29 June 2011


A couple days ago, I was walking Hansel when a neighbor flagged me over.  She held a small black puppy in her hand and when I came over, she thrust him into my arms.

"He won't eat."

The conversation that went on from there was too long to copy here, but the long and short of it was as follows:  Five weeks ago, the woman's dog had delivered nine puppies, and when they were three and a half weeks old, the mother dog rejected them.  Eight of the puppies were thriving without mommy - they were munching down on the dog food and everything - but the runt of the litter wasn't eating, wasn't growing, and was starting to fade. 
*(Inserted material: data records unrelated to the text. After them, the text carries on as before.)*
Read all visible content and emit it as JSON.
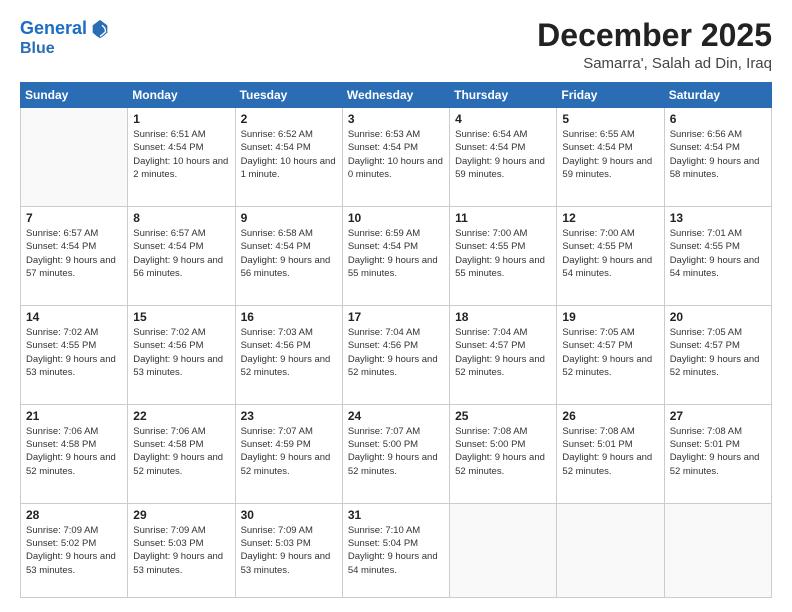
{
  "header": {
    "logo_line1": "General",
    "logo_line2": "Blue",
    "month": "December 2025",
    "location": "Samarra', Salah ad Din, Iraq"
  },
  "weekdays": [
    "Sunday",
    "Monday",
    "Tuesday",
    "Wednesday",
    "Thursday",
    "Friday",
    "Saturday"
  ],
  "weeks": [
    [
      {
        "day": "",
        "sunrise": "",
        "sunset": "",
        "daylight": ""
      },
      {
        "day": "1",
        "sunrise": "Sunrise: 6:51 AM",
        "sunset": "Sunset: 4:54 PM",
        "daylight": "Daylight: 10 hours and 2 minutes."
      },
      {
        "day": "2",
        "sunrise": "Sunrise: 6:52 AM",
        "sunset": "Sunset: 4:54 PM",
        "daylight": "Daylight: 10 hours and 1 minute."
      },
      {
        "day": "3",
        "sunrise": "Sunrise: 6:53 AM",
        "sunset": "Sunset: 4:54 PM",
        "daylight": "Daylight: 10 hours and 0 minutes."
      },
      {
        "day": "4",
        "sunrise": "Sunrise: 6:54 AM",
        "sunset": "Sunset: 4:54 PM",
        "daylight": "Daylight: 9 hours and 59 minutes."
      },
      {
        "day": "5",
        "sunrise": "Sunrise: 6:55 AM",
        "sunset": "Sunset: 4:54 PM",
        "daylight": "Daylight: 9 hours and 59 minutes."
      },
      {
        "day": "6",
        "sunrise": "Sunrise: 6:56 AM",
        "sunset": "Sunset: 4:54 PM",
        "daylight": "Daylight: 9 hours and 58 minutes."
      }
    ],
    [
      {
        "day": "7",
        "sunrise": "Sunrise: 6:57 AM",
        "sunset": "Sunset: 4:54 PM",
        "daylight": "Daylight: 9 hours and 57 minutes."
      },
      {
        "day": "8",
        "sunrise": "Sunrise: 6:57 AM",
        "sunset": "Sunset: 4:54 PM",
        "daylight": "Daylight: 9 hours and 56 minutes."
      },
      {
        "day": "9",
        "sunrise": "Sunrise: 6:58 AM",
        "sunset": "Sunset: 4:54 PM",
        "daylight": "Daylight: 9 hours and 56 minutes."
      },
      {
        "day": "10",
        "sunrise": "Sunrise: 6:59 AM",
        "sunset": "Sunset: 4:54 PM",
        "daylight": "Daylight: 9 hours and 55 minutes."
      },
      {
        "day": "11",
        "sunrise": "Sunrise: 7:00 AM",
        "sunset": "Sunset: 4:55 PM",
        "daylight": "Daylight: 9 hours and 55 minutes."
      },
      {
        "day": "12",
        "sunrise": "Sunrise: 7:00 AM",
        "sunset": "Sunset: 4:55 PM",
        "daylight": "Daylight: 9 hours and 54 minutes."
      },
      {
        "day": "13",
        "sunrise": "Sunrise: 7:01 AM",
        "sunset": "Sunset: 4:55 PM",
        "daylight": "Daylight: 9 hours and 54 minutes."
      }
    ],
    [
      {
        "day": "14",
        "sunrise": "Sunrise: 7:02 AM",
        "sunset": "Sunset: 4:55 PM",
        "daylight": "Daylight: 9 hours and 53 minutes."
      },
      {
        "day": "15",
        "sunrise": "Sunrise: 7:02 AM",
        "sunset": "Sunset: 4:56 PM",
        "daylight": "Daylight: 9 hours and 53 minutes."
      },
      {
        "day": "16",
        "sunrise": "Sunrise: 7:03 AM",
        "sunset": "Sunset: 4:56 PM",
        "daylight": "Daylight: 9 hours and 52 minutes."
      },
      {
        "day": "17",
        "sunrise": "Sunrise: 7:04 AM",
        "sunset": "Sunset: 4:56 PM",
        "daylight": "Daylight: 9 hours and 52 minutes."
      },
      {
        "day": "18",
        "sunrise": "Sunrise: 7:04 AM",
        "sunset": "Sunset: 4:57 PM",
        "daylight": "Daylight: 9 hours and 52 minutes."
      },
      {
        "day": "19",
        "sunrise": "Sunrise: 7:05 AM",
        "sunset": "Sunset: 4:57 PM",
        "daylight": "Daylight: 9 hours and 52 minutes."
      },
      {
        "day": "20",
        "sunrise": "Sunrise: 7:05 AM",
        "sunset": "Sunset: 4:57 PM",
        "daylight": "Daylight: 9 hours and 52 minutes."
      }
    ],
    [
      {
        "day": "21",
        "sunrise": "Sunrise: 7:06 AM",
        "sunset": "Sunset: 4:58 PM",
        "daylight": "Daylight: 9 hours and 52 minutes."
      },
      {
        "day": "22",
        "sunrise": "Sunrise: 7:06 AM",
        "sunset": "Sunset: 4:58 PM",
        "daylight": "Daylight: 9 hours and 52 minutes."
      },
      {
        "day": "23",
        "sunrise": "Sunrise: 7:07 AM",
        "sunset": "Sunset: 4:59 PM",
        "daylight": "Daylight: 9 hours and 52 minutes."
      },
      {
        "day": "24",
        "sunrise": "Sunrise: 7:07 AM",
        "sunset": "Sunset: 5:00 PM",
        "daylight": "Daylight: 9 hours and 52 minutes."
      },
      {
        "day": "25",
        "sunrise": "Sunrise: 7:08 AM",
        "sunset": "Sunset: 5:00 PM",
        "daylight": "Daylight: 9 hours and 52 minutes."
      },
      {
        "day": "26",
        "sunrise": "Sunrise: 7:08 AM",
        "sunset": "Sunset: 5:01 PM",
        "daylight": "Daylight: 9 hours and 52 minutes."
      },
      {
        "day": "27",
        "sunrise": "Sunrise: 7:08 AM",
        "sunset": "Sunset: 5:01 PM",
        "daylight": "Daylight: 9 hours and 52 minutes."
      }
    ],
    [
      {
        "day": "28",
        "sunrise": "Sunrise: 7:09 AM",
        "sunset": "Sunset: 5:02 PM",
        "daylight": "Daylight: 9 hours and 53 minutes."
      },
      {
        "day": "29",
        "sunrise": "Sunrise: 7:09 AM",
        "sunset": "Sunset: 5:03 PM",
        "daylight": "Daylight: 9 hours and 53 minutes."
      },
      {
        "day": "30",
        "sunrise": "Sunrise: 7:09 AM",
        "sunset": "Sunset: 5:03 PM",
        "daylight": "Daylight: 9 hours and 53 minutes."
      },
      {
        "day": "31",
        "sunrise": "Sunrise: 7:10 AM",
        "sunset": "Sunset: 5:04 PM",
        "daylight": "Daylight: 9 hours and 54 minutes."
      },
      {
        "day": "",
        "sunrise": "",
        "sunset": "",
        "daylight": ""
      },
      {
        "day": "",
        "sunrise": "",
        "sunset": "",
        "daylight": ""
      },
      {
        "day": "",
        "sunrise": "",
        "sunset": "",
        "daylight": ""
      }
    ]
  ]
}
She made it clear that she wasn't going to spend a cent on this runt, either to buy formula, or different food, or to take him to the vet.  He was either going to starve to death, or I could take him.

So I took him.
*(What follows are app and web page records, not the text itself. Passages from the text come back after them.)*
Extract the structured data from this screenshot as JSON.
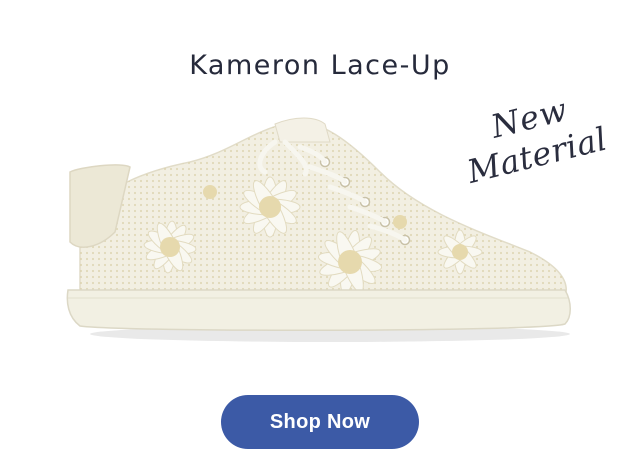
{
  "product": {
    "title": "Kameron Lace-Up"
  },
  "badge": {
    "line1": "New",
    "line2": "Material"
  },
  "cta": {
    "label": "Shop Now"
  },
  "colors": {
    "title": "#262a3b",
    "button": "#3c5aa6",
    "button_text": "#ffffff",
    "shoe_body": "#f1eedf",
    "shoe_sole": "#f2f0e3"
  },
  "icons": {
    "product_image": "sneaker-image"
  }
}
Sean wasn't happy at first, but after walking back with me to talk to the neighbor (and seeing her apathy towards the pup), he calmed down.  We discovered the woman had been feeding all the pups the same food she fed their mother - dry dog food, the kind for big breed dogs (so each individual kibble was huge).  The rest of the puppies were more than double the runt's size, and could handle the large food pellets.  But the runt couldn't even open his mouth up wide enough to attempt it.

We took the pup to the pet store and bought a dozen cans of puppy food.  He ate that with no problem - in fact, he was almost inhaling the food, as though he was afraid his bigger siblings would magically appear and steal it from him.  After his first meal, he staggered about five steps away from the food dish and went to sleep.

The first day, he did nothing but eat, sleep, and poop.  The second day, he showed a bit more life, walking around and exploring a little bit, and playing tug-of-war.  Today - the third day - he's almost as active as a normal puppy his age should be...though he still tires quickly.  I have no doubt he's going to survive and thrive in our household.

Sean named him Trouble.  He's mostly pit bull - his father is a purebreed American Pit Bull, and his mother is a pit bull/boxer mix.  He's slightly bowlegged, with a deep chest, wide shoulders, and narrow hips.  He's also got a remarkably wide wedge-shaped head, typical of the breed. 

Earlier today, he was getting more active, so we took him outside to play while I hung sheets on the line.  I took a couple videos of him out there...he's still a little emaciated, but looks much better than he did when I first brought him home.

07 June 2011


Not a lengthy post - just wanted to put up a few pictures of the new foster dog, Hansel.  I think he's the most beautiful dog we've fostered, to date.